YOUR TASK:
Keyword search on "JSON": report each line of the records that contains it.

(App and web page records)
..............................

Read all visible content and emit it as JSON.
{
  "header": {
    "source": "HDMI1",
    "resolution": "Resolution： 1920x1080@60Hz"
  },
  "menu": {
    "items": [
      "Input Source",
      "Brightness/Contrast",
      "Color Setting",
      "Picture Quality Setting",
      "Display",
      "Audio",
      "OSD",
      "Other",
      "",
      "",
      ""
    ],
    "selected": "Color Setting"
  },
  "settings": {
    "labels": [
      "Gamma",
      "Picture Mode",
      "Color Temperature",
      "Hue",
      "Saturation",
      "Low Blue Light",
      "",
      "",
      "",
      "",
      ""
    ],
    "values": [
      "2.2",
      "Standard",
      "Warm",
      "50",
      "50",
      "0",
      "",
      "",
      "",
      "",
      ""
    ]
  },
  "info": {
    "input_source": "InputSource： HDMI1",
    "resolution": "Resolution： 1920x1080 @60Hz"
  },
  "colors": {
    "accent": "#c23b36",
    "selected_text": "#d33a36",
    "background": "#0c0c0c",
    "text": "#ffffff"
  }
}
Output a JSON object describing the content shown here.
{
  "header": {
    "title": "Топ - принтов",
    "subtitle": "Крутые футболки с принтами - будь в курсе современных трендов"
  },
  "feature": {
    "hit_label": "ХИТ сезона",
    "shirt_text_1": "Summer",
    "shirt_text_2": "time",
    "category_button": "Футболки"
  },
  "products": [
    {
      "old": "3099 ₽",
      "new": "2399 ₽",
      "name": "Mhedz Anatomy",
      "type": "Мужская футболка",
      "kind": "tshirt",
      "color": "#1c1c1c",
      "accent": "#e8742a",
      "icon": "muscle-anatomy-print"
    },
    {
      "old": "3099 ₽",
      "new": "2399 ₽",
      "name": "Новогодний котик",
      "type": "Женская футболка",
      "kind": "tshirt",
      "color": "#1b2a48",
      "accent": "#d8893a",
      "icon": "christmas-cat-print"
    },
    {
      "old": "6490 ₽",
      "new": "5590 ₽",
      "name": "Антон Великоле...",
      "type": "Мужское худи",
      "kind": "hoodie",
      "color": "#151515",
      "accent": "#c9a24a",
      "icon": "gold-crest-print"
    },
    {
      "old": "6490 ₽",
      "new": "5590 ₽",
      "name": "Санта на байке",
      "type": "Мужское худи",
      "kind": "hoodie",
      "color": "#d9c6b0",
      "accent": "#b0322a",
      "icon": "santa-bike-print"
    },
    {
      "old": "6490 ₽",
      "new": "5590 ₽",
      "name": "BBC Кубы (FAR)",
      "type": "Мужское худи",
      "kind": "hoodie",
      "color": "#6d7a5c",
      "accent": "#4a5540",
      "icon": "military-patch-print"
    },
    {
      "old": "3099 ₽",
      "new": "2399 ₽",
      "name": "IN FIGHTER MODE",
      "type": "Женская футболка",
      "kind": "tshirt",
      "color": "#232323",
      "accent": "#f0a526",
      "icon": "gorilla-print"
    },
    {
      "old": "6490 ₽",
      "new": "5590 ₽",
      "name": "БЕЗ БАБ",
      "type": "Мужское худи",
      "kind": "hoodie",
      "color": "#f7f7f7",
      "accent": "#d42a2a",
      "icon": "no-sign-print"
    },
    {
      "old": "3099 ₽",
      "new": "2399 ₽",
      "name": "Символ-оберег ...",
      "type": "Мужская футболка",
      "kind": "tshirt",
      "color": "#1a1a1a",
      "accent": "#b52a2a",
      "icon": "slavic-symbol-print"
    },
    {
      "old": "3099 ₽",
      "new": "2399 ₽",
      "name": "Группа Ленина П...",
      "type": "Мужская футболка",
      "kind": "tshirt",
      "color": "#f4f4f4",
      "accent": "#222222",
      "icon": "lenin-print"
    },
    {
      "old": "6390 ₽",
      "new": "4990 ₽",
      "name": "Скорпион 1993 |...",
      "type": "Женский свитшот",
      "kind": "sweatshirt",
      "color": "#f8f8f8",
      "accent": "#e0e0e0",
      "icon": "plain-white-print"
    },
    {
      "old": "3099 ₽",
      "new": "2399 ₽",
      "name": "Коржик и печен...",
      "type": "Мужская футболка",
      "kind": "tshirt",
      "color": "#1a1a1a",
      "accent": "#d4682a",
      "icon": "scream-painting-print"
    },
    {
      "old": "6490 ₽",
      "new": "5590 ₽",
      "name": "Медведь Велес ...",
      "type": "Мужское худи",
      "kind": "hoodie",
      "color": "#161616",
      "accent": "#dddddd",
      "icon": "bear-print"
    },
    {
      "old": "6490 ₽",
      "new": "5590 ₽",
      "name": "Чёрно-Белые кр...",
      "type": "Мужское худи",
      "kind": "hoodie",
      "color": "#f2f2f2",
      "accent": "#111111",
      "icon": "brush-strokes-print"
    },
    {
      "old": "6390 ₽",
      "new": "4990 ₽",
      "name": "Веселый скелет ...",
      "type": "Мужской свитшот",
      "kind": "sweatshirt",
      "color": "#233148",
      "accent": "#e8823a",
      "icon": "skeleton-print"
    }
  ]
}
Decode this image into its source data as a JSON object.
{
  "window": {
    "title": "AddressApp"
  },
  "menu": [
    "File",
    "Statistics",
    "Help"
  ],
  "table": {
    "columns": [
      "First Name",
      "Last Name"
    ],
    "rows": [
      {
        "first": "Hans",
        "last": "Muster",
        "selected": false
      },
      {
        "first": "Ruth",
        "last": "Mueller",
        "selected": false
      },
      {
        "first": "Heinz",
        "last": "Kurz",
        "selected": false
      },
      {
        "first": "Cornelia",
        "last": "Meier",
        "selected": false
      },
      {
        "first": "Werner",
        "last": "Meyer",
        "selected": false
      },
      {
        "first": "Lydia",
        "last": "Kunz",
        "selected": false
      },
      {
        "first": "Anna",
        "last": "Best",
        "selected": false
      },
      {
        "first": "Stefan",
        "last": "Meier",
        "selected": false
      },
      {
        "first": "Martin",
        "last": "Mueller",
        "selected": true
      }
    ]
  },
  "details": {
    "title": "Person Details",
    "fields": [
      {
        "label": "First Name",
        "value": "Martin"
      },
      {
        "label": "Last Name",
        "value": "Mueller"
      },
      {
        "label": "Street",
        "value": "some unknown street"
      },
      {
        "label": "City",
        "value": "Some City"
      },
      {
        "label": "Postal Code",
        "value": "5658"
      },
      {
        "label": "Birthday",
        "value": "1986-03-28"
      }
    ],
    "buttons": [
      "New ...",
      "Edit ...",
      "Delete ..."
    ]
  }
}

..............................

RESULT OF THE EXERCISE:
Read all visible content and emit it as JSON.
Output a JSON object describing the content shown here.
Decode this image into its source data as a JSON object.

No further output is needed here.